Spinal Cord Injury (SCI) causes paralysis below the level of damage, which results from neuron and oligodendrocyte cell death, axonal loss, demyelination, and critically, the limited capacity of spinal cord neurons to regenerate. In contrast to patients with contusion injuries, individuals with penetrating SCI do not recover some function due to plasticity and are reliant on reconnection of spinal pathways, such as through biomaterial bridge that support true axonal regeneration. Although spinal cord neurons have the innate capacity to regenerate, they are limited by the environment, which contains an insufficient supply of factors to promote regeneration, and an abundant supply of factors that inhibit regeneration. Our long-term goal is to develop a combination therapy based on biomaterials that can 1) bridge, 2) modulate the injury microenvironment, 3) drive axon growth through an inhibitory milieu enabling the promotion and direction of axonal growth into, through, and re-entering spared host tissue to form functional connections with intact circuitry below the injury. We have shown that the bridge architecture leads to integration with the host tissue, reduces secondary injury, and prevents cyst formation. The channels of the bridge support robust axonal ingrowth into and through the bridge for corticospinal tract (CST) axons and extend >2 mm down the cord by 10 weeks post-implantation. Bridge implantation enhances functional recovery by itself, and modification of the bridge to express anti-inflammatory factors further enhances function recovery by decreasing the secondary damage and initiating a regenerative program that consists of genes associated with neural development and repair. This proposal builds on these results and focuses on regeneration at chronic time points by providing anti-inflammatory factors acutely after a penetrating injury combined with a biomaterial bridge at a chronic time points. We hypothesize that acute delivery of factors to reduce inflammation will minimize inhibitory molecules and spare regeneration competent axons adjacent to the injury, and that combination of this approach with delayed bridge implantation and pharmaceutical microtubule stabilization will drive directed axon regrowth through the channels to re-enter the caudal parenchyma and synapse onto intact circuitry in chronic SCI. Toward this goal, gene delivery will be used to modulate inflammation and reduce inhibitory molecule expression during the acute stage of injury (Aim 1). Regeneration at chronic times is investigated using bridges in combination with the microtubule stabilizer epothilone B (EpoB), which drives axon growth through the injury to connect with intact circuitry (Aims 2). The combination of acute and chronic therapies is investigated in Aim 3. The bridge platform can support multiple aspects of the regenerative process, and the well-defined components, which have been used in the clinic, may facilitate the ultimate translation to the clinic. These studies provide critical information on how early injury interventions can impact regeneration at later times.

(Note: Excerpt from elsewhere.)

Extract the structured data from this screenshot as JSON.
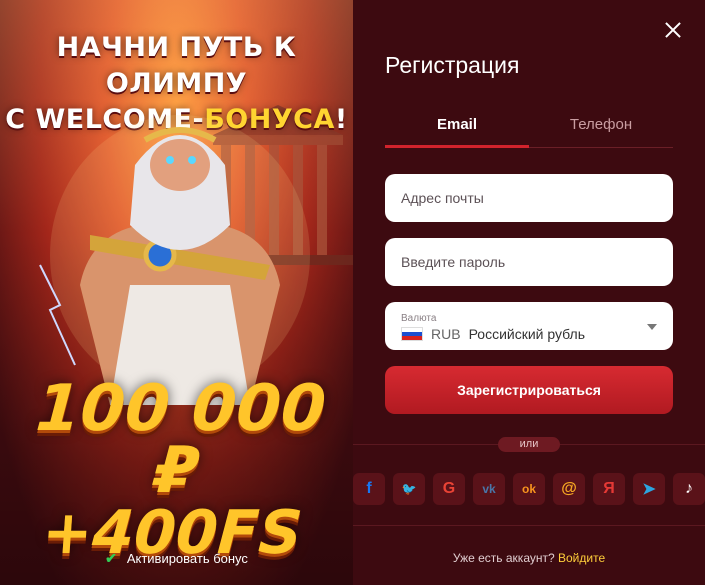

Injury to the spinal cord results in paralysis below the level of the injury, and current therapeutic strategies are ineffective at restoring function. In this proposal, we focus on strategies to attenuate the acute inflammatory response, and then to alter the environment in the chronic spinal cord injury in order to promote regeneration and restoration of function. At the chronic time point, we combine biomaterial bridges with microtubule stabilization to support the regeneration of motor tract through the injury with re-entry to the host tissue.